“Halloween Kills” slashed its way to $4.9 million in Thursday previews.
The Universal Pictures and Blumhouse Productions horror flick is the latest blood-soaked installment in the long-running “Halloween” franchise, a series that is firmly in its fifth decade. And despite being comfortably middle-aged, “Halloween Kills” is projected to generate $35 million to $40 million in its first three days of release. That’s a big drop from the $77 million bow that its predecessor, 2018’s “Halloween,” generated in its inaugural weekend, but it’s still an impressive figure. That’s because unlike that earlier entry in the Michael Myers chronicles, “Halloween Kills” will premiere on Peacock, the NBCUniversal-owned streaming service, on the same day as its theatrical release. That could curb ticket sales, as it has for Warner Bros. releases like “The Suicide Squad” and “Cry Macho” which have debuted simultaneously on HBO Max. That’s to say nothing of the ongoing COVID pandemic, which is far, far more dangerous, deadly and disruptive than anything John Carpenter, The Godfather of the “Halloween” franchise, could have cooked up.
“Halloween Kills” will have some competition in the form of 20th Century’s period drama “The Last Duel,” which is aiming to collect a muted $10 million in the U.S. That’s a paltry launch for a film starring Matt Damon, Adam Driver, Jodie Comer and Ben Affleck, which only delivered $350K in Thursday night previews.

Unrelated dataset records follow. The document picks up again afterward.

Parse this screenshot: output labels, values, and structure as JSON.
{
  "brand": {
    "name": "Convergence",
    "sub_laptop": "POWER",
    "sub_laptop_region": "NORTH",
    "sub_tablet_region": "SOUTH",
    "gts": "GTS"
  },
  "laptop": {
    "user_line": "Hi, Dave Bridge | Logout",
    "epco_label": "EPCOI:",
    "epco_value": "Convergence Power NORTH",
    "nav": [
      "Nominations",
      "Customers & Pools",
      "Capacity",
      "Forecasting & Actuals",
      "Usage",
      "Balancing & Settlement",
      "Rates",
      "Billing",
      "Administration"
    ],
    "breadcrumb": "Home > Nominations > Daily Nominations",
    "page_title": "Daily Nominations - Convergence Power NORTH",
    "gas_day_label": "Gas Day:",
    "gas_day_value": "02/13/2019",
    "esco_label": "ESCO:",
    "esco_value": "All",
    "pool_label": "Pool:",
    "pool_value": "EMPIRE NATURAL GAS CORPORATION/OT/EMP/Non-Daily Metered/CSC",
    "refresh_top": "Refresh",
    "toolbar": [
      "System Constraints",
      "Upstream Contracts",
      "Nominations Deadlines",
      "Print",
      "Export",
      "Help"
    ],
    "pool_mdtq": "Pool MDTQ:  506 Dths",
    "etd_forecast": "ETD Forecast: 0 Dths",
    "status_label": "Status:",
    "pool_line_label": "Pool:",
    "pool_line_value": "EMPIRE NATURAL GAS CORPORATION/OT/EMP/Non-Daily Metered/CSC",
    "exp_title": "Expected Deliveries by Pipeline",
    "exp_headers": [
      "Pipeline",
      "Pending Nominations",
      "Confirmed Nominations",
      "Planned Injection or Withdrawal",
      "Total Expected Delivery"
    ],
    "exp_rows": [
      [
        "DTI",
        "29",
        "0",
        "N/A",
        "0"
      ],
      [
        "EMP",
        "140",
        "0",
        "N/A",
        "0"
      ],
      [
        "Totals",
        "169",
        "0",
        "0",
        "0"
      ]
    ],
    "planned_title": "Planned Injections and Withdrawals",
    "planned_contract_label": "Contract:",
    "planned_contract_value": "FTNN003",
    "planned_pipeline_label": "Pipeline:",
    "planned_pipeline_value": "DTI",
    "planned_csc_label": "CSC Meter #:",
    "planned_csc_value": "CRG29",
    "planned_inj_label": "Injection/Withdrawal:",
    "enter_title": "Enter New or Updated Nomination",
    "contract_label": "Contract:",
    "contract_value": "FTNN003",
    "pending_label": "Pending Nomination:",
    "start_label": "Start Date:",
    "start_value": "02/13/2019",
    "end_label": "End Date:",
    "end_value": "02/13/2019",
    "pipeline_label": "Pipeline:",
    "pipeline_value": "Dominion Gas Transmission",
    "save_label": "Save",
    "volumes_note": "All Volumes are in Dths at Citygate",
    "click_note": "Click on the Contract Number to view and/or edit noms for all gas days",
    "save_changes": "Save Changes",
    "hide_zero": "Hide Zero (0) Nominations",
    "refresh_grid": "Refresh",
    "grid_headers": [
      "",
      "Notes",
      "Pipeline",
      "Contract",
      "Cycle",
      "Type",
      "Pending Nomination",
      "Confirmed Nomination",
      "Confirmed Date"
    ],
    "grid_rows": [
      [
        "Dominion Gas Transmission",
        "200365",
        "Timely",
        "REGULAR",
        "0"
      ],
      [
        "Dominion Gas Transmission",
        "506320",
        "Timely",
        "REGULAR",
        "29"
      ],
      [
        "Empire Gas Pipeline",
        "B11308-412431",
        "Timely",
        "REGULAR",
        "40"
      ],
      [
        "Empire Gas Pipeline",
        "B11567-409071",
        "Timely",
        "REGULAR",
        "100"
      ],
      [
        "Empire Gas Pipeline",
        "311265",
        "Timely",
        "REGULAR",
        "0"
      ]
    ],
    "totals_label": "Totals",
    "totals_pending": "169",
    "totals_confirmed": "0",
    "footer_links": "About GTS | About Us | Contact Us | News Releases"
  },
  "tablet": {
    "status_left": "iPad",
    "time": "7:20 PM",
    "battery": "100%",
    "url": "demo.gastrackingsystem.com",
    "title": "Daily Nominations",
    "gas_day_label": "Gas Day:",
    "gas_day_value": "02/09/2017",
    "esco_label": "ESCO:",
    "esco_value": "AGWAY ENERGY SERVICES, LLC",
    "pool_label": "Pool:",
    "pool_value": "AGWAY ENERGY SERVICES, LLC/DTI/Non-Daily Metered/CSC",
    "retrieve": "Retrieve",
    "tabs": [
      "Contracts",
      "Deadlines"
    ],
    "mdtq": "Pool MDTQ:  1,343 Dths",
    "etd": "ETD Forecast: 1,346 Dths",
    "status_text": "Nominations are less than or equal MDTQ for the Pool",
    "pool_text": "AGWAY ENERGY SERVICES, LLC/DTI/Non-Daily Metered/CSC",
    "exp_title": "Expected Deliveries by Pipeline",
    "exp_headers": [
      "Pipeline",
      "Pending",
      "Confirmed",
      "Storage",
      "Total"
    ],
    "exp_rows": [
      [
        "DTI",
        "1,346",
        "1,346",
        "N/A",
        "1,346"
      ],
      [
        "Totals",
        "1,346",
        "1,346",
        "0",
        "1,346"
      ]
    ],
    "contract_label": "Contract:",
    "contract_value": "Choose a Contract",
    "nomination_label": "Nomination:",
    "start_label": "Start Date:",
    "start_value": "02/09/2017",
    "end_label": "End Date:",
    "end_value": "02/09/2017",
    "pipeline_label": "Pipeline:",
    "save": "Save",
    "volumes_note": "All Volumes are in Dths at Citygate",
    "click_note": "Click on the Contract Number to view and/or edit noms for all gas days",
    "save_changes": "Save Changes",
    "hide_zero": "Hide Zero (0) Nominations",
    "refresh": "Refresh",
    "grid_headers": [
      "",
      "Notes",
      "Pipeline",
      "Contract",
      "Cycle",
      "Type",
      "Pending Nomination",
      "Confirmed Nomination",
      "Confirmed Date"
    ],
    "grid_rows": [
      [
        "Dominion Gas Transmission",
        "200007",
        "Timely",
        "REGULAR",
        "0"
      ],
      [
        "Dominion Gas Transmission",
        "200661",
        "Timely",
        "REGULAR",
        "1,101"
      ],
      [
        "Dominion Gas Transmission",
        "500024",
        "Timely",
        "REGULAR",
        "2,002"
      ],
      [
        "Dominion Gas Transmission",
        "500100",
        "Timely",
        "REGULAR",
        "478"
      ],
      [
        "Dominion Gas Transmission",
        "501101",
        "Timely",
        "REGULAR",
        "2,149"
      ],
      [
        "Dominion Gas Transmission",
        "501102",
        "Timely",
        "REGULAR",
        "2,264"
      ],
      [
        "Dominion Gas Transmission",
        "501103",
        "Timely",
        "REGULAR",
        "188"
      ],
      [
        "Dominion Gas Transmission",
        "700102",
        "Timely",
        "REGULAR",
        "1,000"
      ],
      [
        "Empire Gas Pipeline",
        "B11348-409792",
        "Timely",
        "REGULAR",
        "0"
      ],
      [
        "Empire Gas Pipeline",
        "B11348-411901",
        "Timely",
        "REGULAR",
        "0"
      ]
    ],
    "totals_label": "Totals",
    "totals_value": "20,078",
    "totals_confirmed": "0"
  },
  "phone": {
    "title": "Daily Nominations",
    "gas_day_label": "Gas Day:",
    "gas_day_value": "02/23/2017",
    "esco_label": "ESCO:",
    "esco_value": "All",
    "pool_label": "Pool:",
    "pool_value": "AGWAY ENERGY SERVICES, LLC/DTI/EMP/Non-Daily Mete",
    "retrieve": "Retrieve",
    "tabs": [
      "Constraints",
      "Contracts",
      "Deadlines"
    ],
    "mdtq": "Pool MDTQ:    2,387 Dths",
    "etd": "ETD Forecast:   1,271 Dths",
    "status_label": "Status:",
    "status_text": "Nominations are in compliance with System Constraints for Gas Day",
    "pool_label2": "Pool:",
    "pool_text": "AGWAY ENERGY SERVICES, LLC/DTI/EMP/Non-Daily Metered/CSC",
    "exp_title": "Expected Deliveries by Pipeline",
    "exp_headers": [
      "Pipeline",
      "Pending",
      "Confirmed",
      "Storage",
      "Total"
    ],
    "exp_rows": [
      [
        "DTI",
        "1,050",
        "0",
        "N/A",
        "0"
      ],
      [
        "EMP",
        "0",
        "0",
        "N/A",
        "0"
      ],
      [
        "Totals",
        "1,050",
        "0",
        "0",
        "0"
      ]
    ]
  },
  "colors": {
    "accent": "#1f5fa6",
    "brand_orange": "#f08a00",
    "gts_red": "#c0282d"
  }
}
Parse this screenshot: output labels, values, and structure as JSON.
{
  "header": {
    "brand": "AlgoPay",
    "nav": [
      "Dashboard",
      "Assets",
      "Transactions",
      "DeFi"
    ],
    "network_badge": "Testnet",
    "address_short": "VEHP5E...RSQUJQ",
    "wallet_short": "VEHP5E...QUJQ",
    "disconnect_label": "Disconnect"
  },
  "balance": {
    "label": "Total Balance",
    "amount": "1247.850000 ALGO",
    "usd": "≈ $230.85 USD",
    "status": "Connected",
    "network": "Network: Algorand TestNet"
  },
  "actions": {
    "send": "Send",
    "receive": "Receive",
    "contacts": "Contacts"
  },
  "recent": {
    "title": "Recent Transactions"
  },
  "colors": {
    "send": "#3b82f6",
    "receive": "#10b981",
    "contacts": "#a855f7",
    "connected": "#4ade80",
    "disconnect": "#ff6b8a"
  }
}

“Halloween Kills” follows Laurie Strode (Jamie Lee Curtis) after she learns that Myers did not die in the fiery inferno she cooked up at the end of the last movie. Laurie rallies her daughter Karen (Judy Greer), granddaughter Allyson (Andi Matichak) and the town of Haddonfield to rise up against Michael Myers as he prepares for his umpteenth blood-letting. There’s already a sequel, “Halloween Ends,” scheduled for Oct. 14, 2022, so chances are she won’t be able to land a fatal blow. David Gordon Green returns behind the camera, having previously helmed 2018’s “Halloween.” In another life, he also oversaw small indies like “Undertow” and “George Washington” before making the move into more mainstream fare like “Pineapple Express.”